The UK benchmark index has climbed higher this Thursday, with sentiment upbeat after the highly-anticipated US tax bill was approved last night. Housebuilders, however, are pegging back the FTSE 100, following a government proposal to ban the sale of new leasehold homes.
FTSE 100 gains ground
As of 12:10 GMT, Britain’s blue-chip index had added 29.97 points to stand 0.40 percent higher at 7,555.19. Investors have been in a festive mood today, following the approval of the long-awaited tax bill in the US, which is set to result in tax cuts.
Holiday Inn and Crowne Plaza owner InterContinental Hotels Group (LON:IHG) has been one of today’s most prominent Footsie risers after flagging benefits from the bill, including a significant, exceptional tax credit in the financial year the bill is signed into law. InterContinental’s shares are currently changing hands 1.76 percent higher at 4,687.00p.
“The FTSE 100 is regaining ground, following a rebound from the key 7,511 support level,” Joshua Mahoney, market analyst at IG, commented in a note. “That level represents the peak from last week, with a break back below crucial to highlighting that further downside is on the cards.”

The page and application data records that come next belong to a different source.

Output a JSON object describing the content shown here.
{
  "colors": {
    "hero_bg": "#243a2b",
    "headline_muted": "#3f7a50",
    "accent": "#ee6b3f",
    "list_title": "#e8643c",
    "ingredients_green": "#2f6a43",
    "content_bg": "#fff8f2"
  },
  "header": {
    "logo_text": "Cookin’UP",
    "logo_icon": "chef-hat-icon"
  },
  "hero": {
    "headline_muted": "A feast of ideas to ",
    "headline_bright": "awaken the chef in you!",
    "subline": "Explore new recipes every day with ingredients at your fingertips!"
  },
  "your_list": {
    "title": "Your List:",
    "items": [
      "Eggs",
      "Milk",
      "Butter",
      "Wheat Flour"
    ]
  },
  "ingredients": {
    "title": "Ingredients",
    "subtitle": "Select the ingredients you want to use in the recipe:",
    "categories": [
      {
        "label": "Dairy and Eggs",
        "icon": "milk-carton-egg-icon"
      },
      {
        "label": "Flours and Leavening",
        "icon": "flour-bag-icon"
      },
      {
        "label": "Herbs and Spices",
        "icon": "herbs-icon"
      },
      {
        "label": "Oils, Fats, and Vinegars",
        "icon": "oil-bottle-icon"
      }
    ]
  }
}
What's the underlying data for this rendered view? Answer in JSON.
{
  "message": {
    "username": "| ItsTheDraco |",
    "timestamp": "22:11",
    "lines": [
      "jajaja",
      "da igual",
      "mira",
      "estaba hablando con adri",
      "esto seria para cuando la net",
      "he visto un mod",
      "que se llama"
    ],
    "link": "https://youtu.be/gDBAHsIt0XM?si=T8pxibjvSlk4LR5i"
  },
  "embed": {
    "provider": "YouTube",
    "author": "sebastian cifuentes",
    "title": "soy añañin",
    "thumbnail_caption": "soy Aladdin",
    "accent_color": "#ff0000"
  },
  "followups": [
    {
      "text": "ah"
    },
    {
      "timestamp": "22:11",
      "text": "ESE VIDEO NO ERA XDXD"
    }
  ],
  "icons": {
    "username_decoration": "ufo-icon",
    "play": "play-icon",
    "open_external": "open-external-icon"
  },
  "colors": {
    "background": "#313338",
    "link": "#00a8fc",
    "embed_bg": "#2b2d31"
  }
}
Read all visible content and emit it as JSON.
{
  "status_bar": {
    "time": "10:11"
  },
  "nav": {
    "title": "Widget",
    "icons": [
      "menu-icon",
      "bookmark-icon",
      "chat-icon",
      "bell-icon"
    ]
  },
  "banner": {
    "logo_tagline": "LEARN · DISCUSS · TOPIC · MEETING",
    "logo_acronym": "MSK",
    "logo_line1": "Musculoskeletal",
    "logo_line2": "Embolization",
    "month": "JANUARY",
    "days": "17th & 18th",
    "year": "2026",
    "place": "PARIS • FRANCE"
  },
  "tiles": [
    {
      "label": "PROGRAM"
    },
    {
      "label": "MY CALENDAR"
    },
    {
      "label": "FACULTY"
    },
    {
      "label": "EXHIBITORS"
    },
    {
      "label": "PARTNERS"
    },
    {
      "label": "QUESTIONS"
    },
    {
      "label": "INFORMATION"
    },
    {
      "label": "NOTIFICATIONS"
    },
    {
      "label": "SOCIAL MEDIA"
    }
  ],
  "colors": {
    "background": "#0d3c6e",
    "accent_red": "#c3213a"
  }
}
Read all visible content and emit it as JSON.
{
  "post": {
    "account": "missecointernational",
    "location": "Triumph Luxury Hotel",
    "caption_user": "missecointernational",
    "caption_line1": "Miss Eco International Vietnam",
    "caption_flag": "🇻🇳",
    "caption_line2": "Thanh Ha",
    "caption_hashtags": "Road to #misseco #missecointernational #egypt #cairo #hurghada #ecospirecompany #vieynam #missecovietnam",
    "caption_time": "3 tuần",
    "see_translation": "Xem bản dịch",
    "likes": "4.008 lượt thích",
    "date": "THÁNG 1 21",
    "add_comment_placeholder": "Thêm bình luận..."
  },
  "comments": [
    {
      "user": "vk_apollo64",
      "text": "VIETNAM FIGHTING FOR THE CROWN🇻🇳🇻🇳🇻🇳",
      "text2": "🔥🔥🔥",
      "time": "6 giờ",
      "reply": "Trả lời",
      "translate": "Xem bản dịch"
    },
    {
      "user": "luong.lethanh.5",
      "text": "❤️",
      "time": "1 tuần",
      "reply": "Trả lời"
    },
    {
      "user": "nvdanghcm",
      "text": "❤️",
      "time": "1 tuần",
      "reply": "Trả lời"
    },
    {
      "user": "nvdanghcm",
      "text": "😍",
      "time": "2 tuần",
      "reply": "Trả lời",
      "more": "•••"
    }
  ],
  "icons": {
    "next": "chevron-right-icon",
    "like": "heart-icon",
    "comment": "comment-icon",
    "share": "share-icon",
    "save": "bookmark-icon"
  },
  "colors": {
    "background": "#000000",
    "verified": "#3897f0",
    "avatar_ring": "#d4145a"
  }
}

The analyst reckons that an hourly close below the 7,511-point level would point towards a wider retracement, while an hourly close above 7,535 points “would signal a more bullish picture”.
Reuters notes that housebuilders have been sold off as the Department for Communities and Local Government proposed to reduce ground rents on new long leases to zero. Berkeley Group (LON:BKG) is currently leading the sector lower, having given up 1.35 percent to 4,153.00p.
The FTSE 100 was 0.40 percent up at 7,555.65 points as of 12:25 GMT on Thursday, 21 December 2017.